Excerpts from a dataset:
——————————

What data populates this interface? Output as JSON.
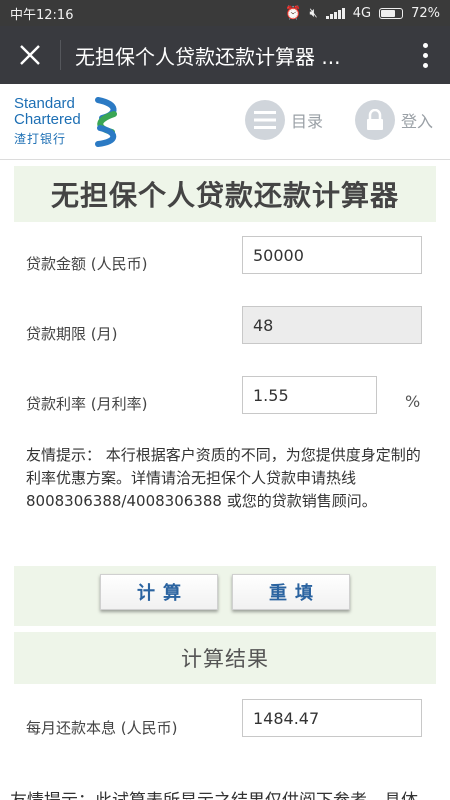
{
  "status_bar": {
    "time": "中午12:16",
    "network": "4G",
    "battery": "72%",
    "battery_level": 0.72
  },
  "title_bar": {
    "title": "无担保个人贷款还款计算器 ..."
  },
  "bank": {
    "logo_line1": "Standard",
    "logo_line2": "Chartered",
    "logo_cn": "渣打银行",
    "nav_menu": "目录",
    "nav_login": "登入"
  },
  "page_title": "无担保个人贷款还款计算器",
  "form": {
    "amount_label": "贷款金额 (人民币)",
    "amount_value": "50000",
    "term_label": "贷款期限 (月)",
    "term_value": "48",
    "rate_label": "贷款利率 (月利率)",
    "rate_value": "1.55",
    "rate_unit": "%"
  },
  "tips": "友情提示： 本行根据客户资质的不同，为您提供度身定制的利率优惠方案。详情请洽无担保个人贷款申请热线 8008306388/4008306388 或您的贷款销售顾问。",
  "buttons": {
    "calculate": "计算",
    "reset": "重填"
  },
  "result": {
    "title": "计算结果",
    "monthly_label": "每月还款本息 (人民币)",
    "monthly_value": "1484.47"
  },
  "bottom_tip": "友情提示：此试算表所显示之结果仅供阅下参考，具体",
  "colors": {
    "accent_blue": "#1d6fb4",
    "button_text": "#2a63a0",
    "banner_bg": "#eef5e9",
    "title_bar_bg": "#393a3f"
  }
}
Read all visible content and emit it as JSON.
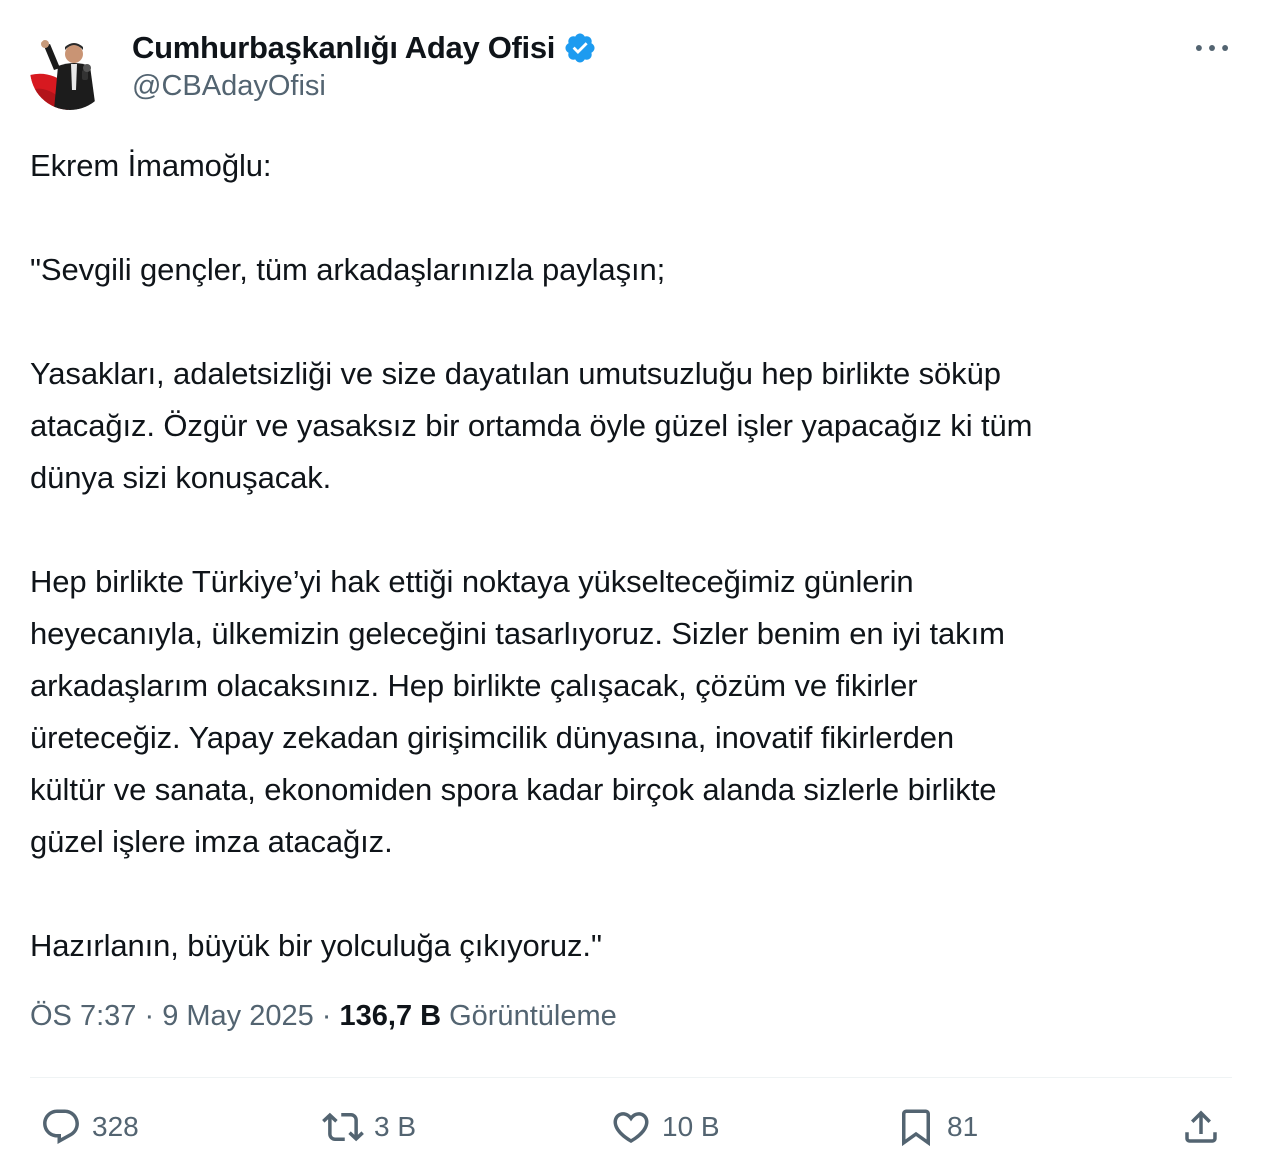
{
  "author": {
    "display_name": "Cumhurbaşkanlığı Aday Ofisi",
    "handle": "@CBAdayOfisi",
    "verified": true,
    "avatar_icon": "profile-photo"
  },
  "more_icon": "more-horizontal-icon",
  "tweet": {
    "paragraphs": [
      "Ekrem İmamoğlu:",
      "\"Sevgili gençler, tüm arkadaşlarınızla paylaşın;",
      "Yasakları, adaletsizliği ve size dayatılan umutsuzluğu hep birlikte söküp\natacağız. Özgür ve yasaksız bir ortamda öyle güzel işler yapacağız ki tüm\ndünya sizi konuşacak.",
      "Hep birlikte Türkiye’yi hak ettiği noktaya yükselteceğimiz günlerin\nheyecanıyla, ülkemizin geleceğini tasarlıyoruz. Sizler benim en iyi takım\narkadaşlarım olacaksınız. Hep birlikte çalışacak, çözüm ve fikirler\nüreteceğiz. Yapay zekadan girişimcilik dünyasına, inovatif fikirlerden\nkültür ve sanata, ekonomiden spora kadar birçok alanda sizlerle birlikte\ngüzel işlere imza atacağız.",
      "Hazırlanın, büyük bir yolculuğa çıkıyoruz.\""
    ]
  },
  "meta": {
    "time": "ÖS 7:37",
    "separator": " · ",
    "date": "9 May 2025",
    "views_count": "136,7 B",
    "views_label": "Görüntüleme"
  },
  "actions": {
    "reply": {
      "icon": "reply-icon",
      "count": "328"
    },
    "retweet": {
      "icon": "retweet-icon",
      "count": "3 B"
    },
    "like": {
      "icon": "heart-icon",
      "count": "10 B"
    },
    "bookmark": {
      "icon": "bookmark-icon",
      "count": "81"
    },
    "share": {
      "icon": "share-icon"
    }
  },
  "colors": {
    "text_primary": "#0f1419",
    "text_secondary": "#536471",
    "verified_blue": "#1d9bf0",
    "divider": "#eff3f4"
  }
}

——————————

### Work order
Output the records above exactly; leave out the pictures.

### Exercise solution
What data populates this interface? Output as JSON.
{
  "status_bar": {
    "time": "中午12:16",
    "network": "4G",
    "battery": "72%",
    "battery_level": 0.72
  },
  "title_bar": {
    "title": "无担保个人贷款还款计算器 ..."
  },
  "bank": {
    "logo_line1": "Standard",
    "logo_line2": "Chartered",
    "logo_cn": "渣打银行",
    "nav_menu": "目录",
    "nav_login": "登入"
  },
  "page_title": "无担保个人贷款还款计算器",
  "form": {
    "amount_label": "贷款金额 (人民币)",
    "amount_value": "50000",
    "term_label": "贷款期限 (月)",
    "term_value": "48",
    "rate_label": "贷款利率 (月利率)",
    "rate_value": "1.55",
    "rate_unit": "%"
  },
  "tips": "友情提示： 本行根据客户资质的不同，为您提供度身定制的利率优惠方案。详情请洽无担保个人贷款申请热线 8008306388/4008306388 或您的贷款销售顾问。",
  "buttons": {
    "calculate": "计算",
    "reset": "重填"
  },
  "result": {
    "title": "计算结果",
    "monthly_label": "每月还款本息 (人民币)",
    "monthly_value": "1484.47"
  },
  "bottom_tip": "友情提示：此试算表所显示之结果仅供阅下参考，具体",
  "colors": {
    "accent_blue": "#1d6fb4",
    "button_text": "#2a63a0",
    "banner_bg": "#eef5e9",
    "title_bar_bg": "#393a3f"
  }
}
Read all visible content and emit it as JSON.
{
  "author": {
    "display_name": "Cumhurbaşkanlığı Aday Ofisi",
    "handle": "@CBAdayOfisi",
    "verified": true,
    "avatar_icon": "profile-photo"
  },
  "more_icon": "more-horizontal-icon",
  "tweet": {
    "paragraphs": [
      "Ekrem İmamoğlu:",
      "\"Sevgili gençler, tüm arkadaşlarınızla paylaşın;",
      "Yasakları, adaletsizliği ve size dayatılan umutsuzluğu hep birlikte söküp\natacağız. Özgür ve yasaksız bir ortamda öyle güzel işler yapacağız ki tüm\ndünya sizi konuşacak.",
      "Hep birlikte Türkiye’yi hak ettiği noktaya yükselteceğimiz günlerin\nheyecanıyla, ülkemizin geleceğini tasarlıyoruz. Sizler benim en iyi takım\narkadaşlarım olacaksınız. Hep birlikte çalışacak, çözüm ve fikirler\nüreteceğiz. Yapay zekadan girişimcilik dünyasına, inovatif fikirlerden\nkültür ve sanata, ekonomiden spora kadar birçok alanda sizlerle birlikte\ngüzel işlere imza atacağız.",
      "Hazırlanın, büyük bir yolculuğa çıkıyoruz.\""
    ]
  },
  "meta": {
    "time": "ÖS 7:37",
    "separator": " · ",
    "date": "9 May 2025",
    "views_count": "136,7 B",
    "views_label": "Görüntüleme"
  },
  "actions": {
    "reply": {
      "icon": "reply-icon",
      "count": "328"
    },
    "retweet": {
      "icon": "retweet-icon",
      "count": "3 B"
    },
    "like": {
      "icon": "heart-icon",
      "count": "10 B"
    },
    "bookmark": {
      "icon": "bookmark-icon",
      "count": "81"
    },
    "share": {
      "icon": "share-icon"
    }
  },
  "colors": {
    "text_primary": "#0f1419",
    "text_secondary": "#536471",
    "verified_blue": "#1d9bf0",
    "divider": "#eff3f4"
  }
}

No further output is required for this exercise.